§ Material for the task
-=-=-
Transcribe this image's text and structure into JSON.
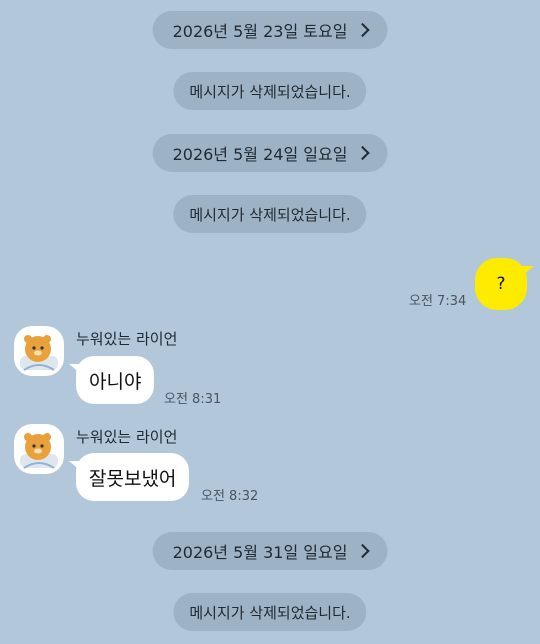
{
  "chat": {
    "date_1": "2026년 5월 23일 토요일",
    "deleted_1": "메시지가 삭제되었습니다.",
    "date_2": "2026년 5월 24일 일요일",
    "deleted_2": "메시지가 삭제되었습니다.",
    "my_message": {
      "text": "?",
      "time": "오전 7:34"
    },
    "received_1": {
      "sender": "누워있는 라이언",
      "text": "아니야",
      "time": "오전 8:31"
    },
    "received_2": {
      "sender": "누워있는 라이언",
      "text": "잘못보냈어",
      "time": "오전 8:32"
    },
    "date_3": "2026년 5월 31일 일요일",
    "deleted_3": "메시지가 삭제되었습니다."
  },
  "colors": {
    "background": "#b2c7d9",
    "my_bubble": "#ffeb00",
    "other_bubble": "#ffffff"
  },
  "icons": {
    "date_arrow": "chevron-right-icon",
    "avatar": "ryan-avatar-icon"
  }
}
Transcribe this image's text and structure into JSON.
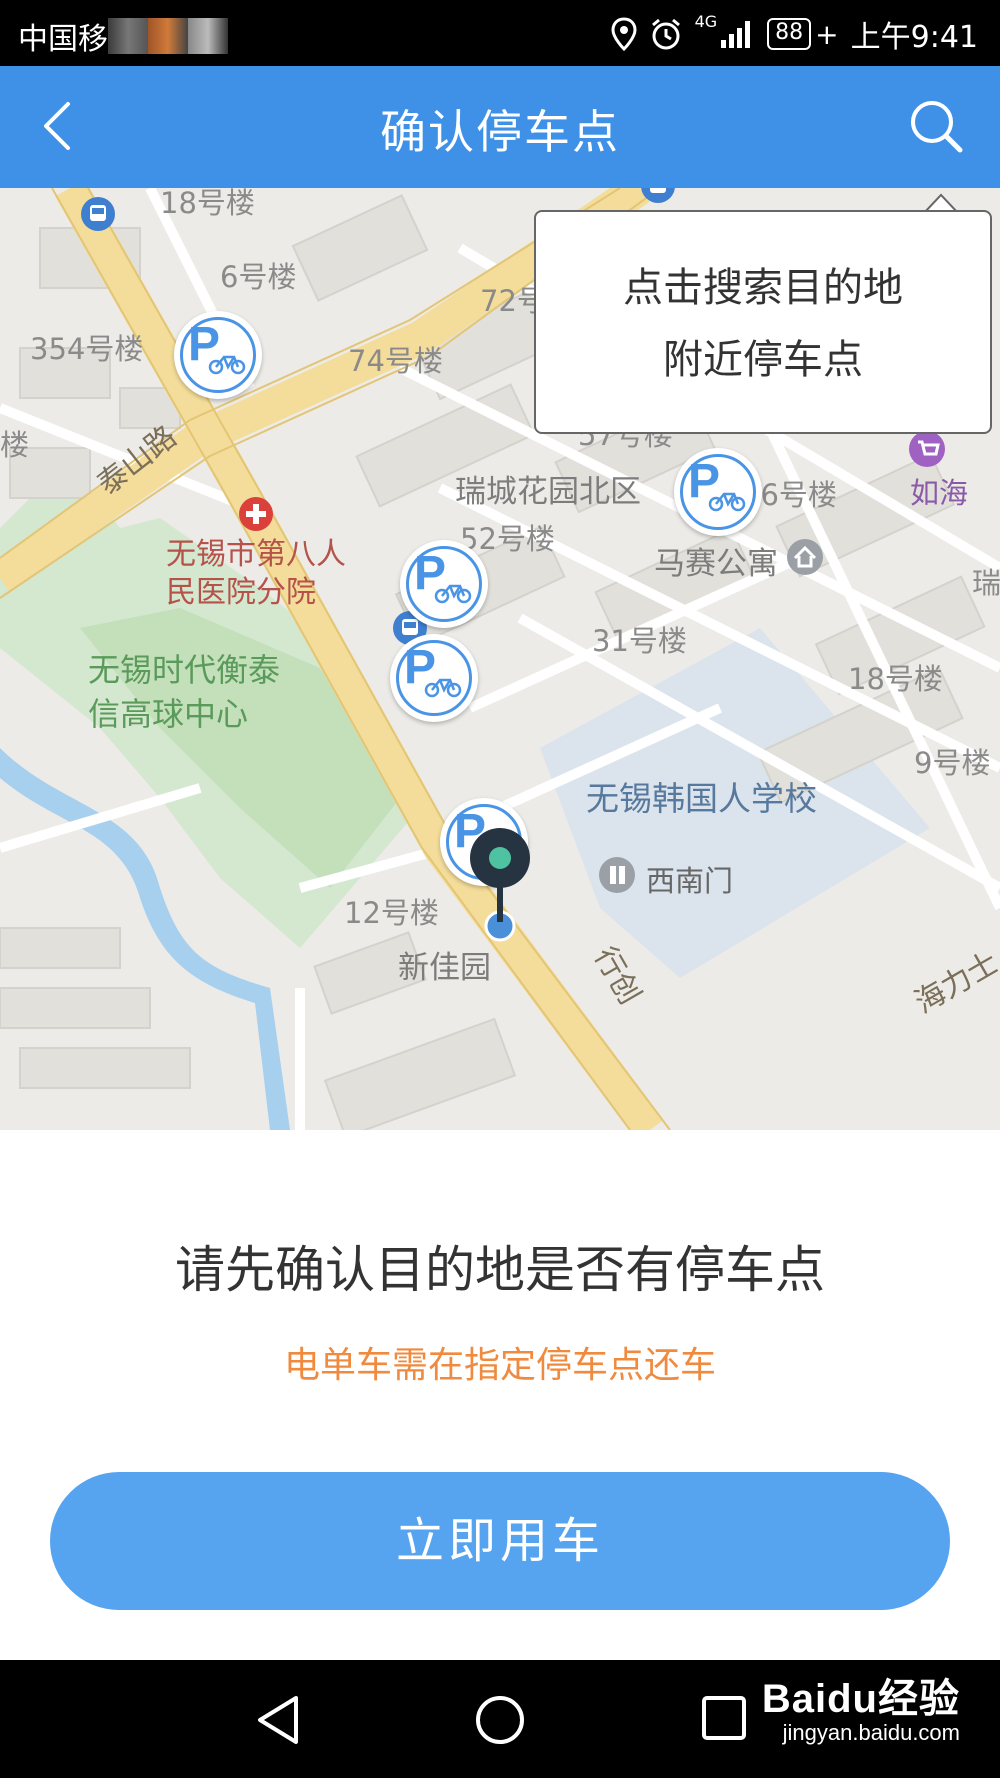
{
  "status_bar": {
    "carrier": "中国移",
    "network": "4G",
    "battery": "88",
    "time": "上午9:41"
  },
  "header": {
    "title": "确认停车点",
    "back_icon": "chevron-left-icon",
    "search_icon": "search-icon"
  },
  "map": {
    "labels": {
      "b18": "18号楼",
      "b6": "6号楼",
      "b72": "72号",
      "b354": "354号楼",
      "b74": "74号楼",
      "lou": "楼",
      "b57": "57号楼",
      "taishan_road": "泰山路",
      "ruicheng": "瑞城花园北区",
      "b36": "36号楼",
      "ru": "如海",
      "hospital_line1": "无锡市第八人",
      "hospital_line2": "民医院分院",
      "b52": "52号楼",
      "masai": "马赛公寓",
      "rui": "瑞",
      "b31": "31号楼",
      "golf_line1": "无锡时代衡泰",
      "golf_line2": "信高球中心",
      "b18b": "18号楼",
      "b9": "9号楼",
      "school": "无锡韩国人学校",
      "southwest_gate": "西南门",
      "b12": "12号楼",
      "xinjiayuan": "新佳园",
      "xing": "行创",
      "haili": "海力士"
    },
    "tooltip": {
      "line1": "点击搜索目的地",
      "line2": "附近停车点"
    },
    "parking_icon": "parking-bike-icon"
  },
  "panel": {
    "title": "请先确认目的地是否有停车点",
    "note": "电单车需在指定停车点还车",
    "button": "立即用车"
  },
  "nav": {
    "back_icon": "triangle-back-icon",
    "home_icon": "circle-home-icon",
    "recent_icon": "square-recent-icon"
  },
  "watermark": {
    "main": "Baidu经验",
    "sub": "jingyan.baidu.com"
  },
  "colors": {
    "header_bg": "#3f91e8",
    "button_bg": "#56a3f0",
    "note": "#f08a3e",
    "parking_blue": "#4a94e6",
    "pin_teal": "#4fc3a1"
  }
}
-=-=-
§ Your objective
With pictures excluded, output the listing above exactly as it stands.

§ Exercise solution
Transcribe this image's text and structure into JSON.
{
  "chat": {
    "date_1": "2026년 5월 23일 토요일",
    "deleted_1": "메시지가 삭제되었습니다.",
    "date_2": "2026년 5월 24일 일요일",
    "deleted_2": "메시지가 삭제되었습니다.",
    "my_message": {
      "text": "?",
      "time": "오전 7:34"
    },
    "received_1": {
      "sender": "누워있는 라이언",
      "text": "아니야",
      "time": "오전 8:31"
    },
    "received_2": {
      "sender": "누워있는 라이언",
      "text": "잘못보냈어",
      "time": "오전 8:32"
    },
    "date_3": "2026년 5월 31일 일요일",
    "deleted_3": "메시지가 삭제되었습니다."
  },
  "colors": {
    "background": "#b2c7d9",
    "my_bubble": "#ffeb00",
    "other_bubble": "#ffffff"
  },
  "icons": {
    "date_arrow": "chevron-right-icon",
    "avatar": "ryan-avatar-icon"
  }
}
Transcribe this image's text and structure into JSON.
{
  "status_bar": {
    "carrier": "中国移",
    "network": "4G",
    "battery": "88",
    "time": "上午9:41"
  },
  "header": {
    "title": "确认停车点",
    "back_icon": "chevron-left-icon",
    "search_icon": "search-icon"
  },
  "map": {
    "labels": {
      "b18": "18号楼",
      "b6": "6号楼",
      "b72": "72号",
      "b354": "354号楼",
      "b74": "74号楼",
      "lou": "楼",
      "b57": "57号楼",
      "taishan_road": "泰山路",
      "ruicheng": "瑞城花园北区",
      "b36": "36号楼",
      "ru": "如海",
      "hospital_line1": "无锡市第八人",
      "hospital_line2": "民医院分院",
      "b52": "52号楼",
      "masai": "马赛公寓",
      "rui": "瑞",
      "b31": "31号楼",
      "golf_line1": "无锡时代衡泰",
      "golf_line2": "信高球中心",
      "b18b": "18号楼",
      "b9": "9号楼",
      "school": "无锡韩国人学校",
      "southwest_gate": "西南门",
      "b12": "12号楼",
      "xinjiayuan": "新佳园",
      "xing": "行创",
      "haili": "海力士"
    },
    "tooltip": {
      "line1": "点击搜索目的地",
      "line2": "附近停车点"
    },
    "parking_icon": "parking-bike-icon"
  },
  "panel": {
    "title": "请先确认目的地是否有停车点",
    "note": "电单车需在指定停车点还车",
    "button": "立即用车"
  },
  "nav": {
    "back_icon": "triangle-back-icon",
    "home_icon": "circle-home-icon",
    "recent_icon": "square-recent-icon"
  },
  "watermark": {
    "main": "Baidu经验",
    "sub": "jingyan.baidu.com"
  },
  "colors": {
    "header_bg": "#3f91e8",
    "button_bg": "#56a3f0",
    "note": "#f08a3e",
    "parking_blue": "#4a94e6",
    "pin_teal": "#4fc3a1"
  }
}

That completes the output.